        • 5 Years Ago
        Yes, xtasi. Kia meant they will be creating a hydrogen car just like the Phantom for $50k.
      • 5 Years Ago
      While $50,000 is a lot for a car, I'm actually surprised how low this figure is. It makes me think that affordable fuel cell vehicles aren't TOO far away (if we can build the infrastructure)
      • 5 Years Ago
      One thing that is rarely mentioned in these articles but is being worked on is conversions for existing ICE engines to run hydrogen. In the Mad Max Beyond Thunderdome future, when we are out of oil, methane and hytdrogen can be used to run an existing car without too much modification. And there are a LOT of ICE cars/trucks/bikes out there, that's a huge market. When gasoline because unattainable, someone, somewhere is going to get stinking rich selling compressed gas conversions and the fuel to supply them.
        • 5 Years Ago
        @tankd0g
        In Mad Max they were combusting Hydrogen and Methane, the same way BMW does. That is different from a fuel cell which creates electricity. A Hydrogen combustion engine is very similar to a gasoline engine. In the linked article, Kia is saying that the fuel cell is expensive.
      • 5 Years Ago
      I'm still not a fan of driving around in a liquid bomb.
        • 5 Years Ago
        My god the ignorance on this subject is quite extreme. Right now you are driving around with a plastic or thin metal gas tank filled with enough fuel to level your car if it catches fire. If that tank leaks, the fuel spreads out in a puddle to envelope the entire car and those around it.
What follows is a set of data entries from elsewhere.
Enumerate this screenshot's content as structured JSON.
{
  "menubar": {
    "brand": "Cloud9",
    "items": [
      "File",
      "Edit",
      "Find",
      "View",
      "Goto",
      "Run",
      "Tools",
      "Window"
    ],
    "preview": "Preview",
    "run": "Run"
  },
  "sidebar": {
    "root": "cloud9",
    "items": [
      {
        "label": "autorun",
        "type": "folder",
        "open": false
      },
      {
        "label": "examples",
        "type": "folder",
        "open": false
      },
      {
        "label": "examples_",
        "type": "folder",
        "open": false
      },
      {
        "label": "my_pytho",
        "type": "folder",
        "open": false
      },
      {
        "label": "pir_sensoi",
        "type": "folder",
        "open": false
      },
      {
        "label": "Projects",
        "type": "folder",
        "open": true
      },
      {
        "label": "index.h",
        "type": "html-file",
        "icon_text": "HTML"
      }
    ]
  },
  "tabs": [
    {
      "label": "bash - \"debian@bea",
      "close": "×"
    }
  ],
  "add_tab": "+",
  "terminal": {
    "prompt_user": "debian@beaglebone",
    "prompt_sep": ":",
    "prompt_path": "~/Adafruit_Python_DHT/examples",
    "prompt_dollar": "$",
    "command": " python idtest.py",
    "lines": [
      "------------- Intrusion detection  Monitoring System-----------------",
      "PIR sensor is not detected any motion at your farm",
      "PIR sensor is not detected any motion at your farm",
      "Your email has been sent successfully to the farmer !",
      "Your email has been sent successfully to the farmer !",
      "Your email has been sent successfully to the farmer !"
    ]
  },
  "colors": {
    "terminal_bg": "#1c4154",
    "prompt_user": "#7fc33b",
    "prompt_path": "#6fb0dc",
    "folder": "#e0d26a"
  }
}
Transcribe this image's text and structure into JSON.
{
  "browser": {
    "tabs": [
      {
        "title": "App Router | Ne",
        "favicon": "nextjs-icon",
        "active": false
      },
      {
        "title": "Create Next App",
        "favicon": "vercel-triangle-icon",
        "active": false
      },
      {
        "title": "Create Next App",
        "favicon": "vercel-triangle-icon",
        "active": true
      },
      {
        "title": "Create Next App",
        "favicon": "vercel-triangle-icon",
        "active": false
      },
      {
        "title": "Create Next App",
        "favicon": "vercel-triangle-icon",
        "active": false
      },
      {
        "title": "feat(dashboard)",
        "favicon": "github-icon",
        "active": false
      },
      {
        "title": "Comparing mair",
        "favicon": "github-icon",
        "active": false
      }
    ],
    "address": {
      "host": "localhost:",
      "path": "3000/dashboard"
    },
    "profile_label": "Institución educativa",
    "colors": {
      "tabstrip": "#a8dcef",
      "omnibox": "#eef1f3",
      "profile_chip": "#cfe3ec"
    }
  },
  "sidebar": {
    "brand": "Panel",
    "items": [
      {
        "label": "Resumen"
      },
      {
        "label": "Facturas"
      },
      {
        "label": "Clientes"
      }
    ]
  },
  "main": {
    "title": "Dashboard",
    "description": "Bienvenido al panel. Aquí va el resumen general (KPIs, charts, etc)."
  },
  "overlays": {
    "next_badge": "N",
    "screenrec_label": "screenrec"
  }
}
        Hydrogen on the other hand, if it escapes it's cylinder, one which is fiberglass or carbon fiber wraped by the way, it rises because it is lighter than air. If nothing ignites it, it quickly dissipates. If it should ignite, it will burn in a vertical column like a propane torch that you can stand next to without so much as a worry.

        If the worse case happens and it escapes into the cabin or other enclosed space, sensors will alert you to this in any car developed to run on hydrogen, safely nullifying the problem as simple as opening a window. If by some change the gas fills an enclosed space, and you somehow have an ignition source go off in that space, then yes, it will explode just like gasoline fumes do.

        Millions of hydrogen, propane and other compressed gas cylinders are transported on our roads every single day, many without the safety measures that would be in place on a purpose built hydrogen car like the BMW Hydrogen 7. When's the last time you heard of one of these cylinders going off "like a bomb" on the road?
        • 5 Years Ago
        Heard about people driving the FCX Clarity yet?
        • 5 Years Ago
        What do you drive around in right now? Wouldn't happen to be something with gallons of explosive gasoline in it, would it?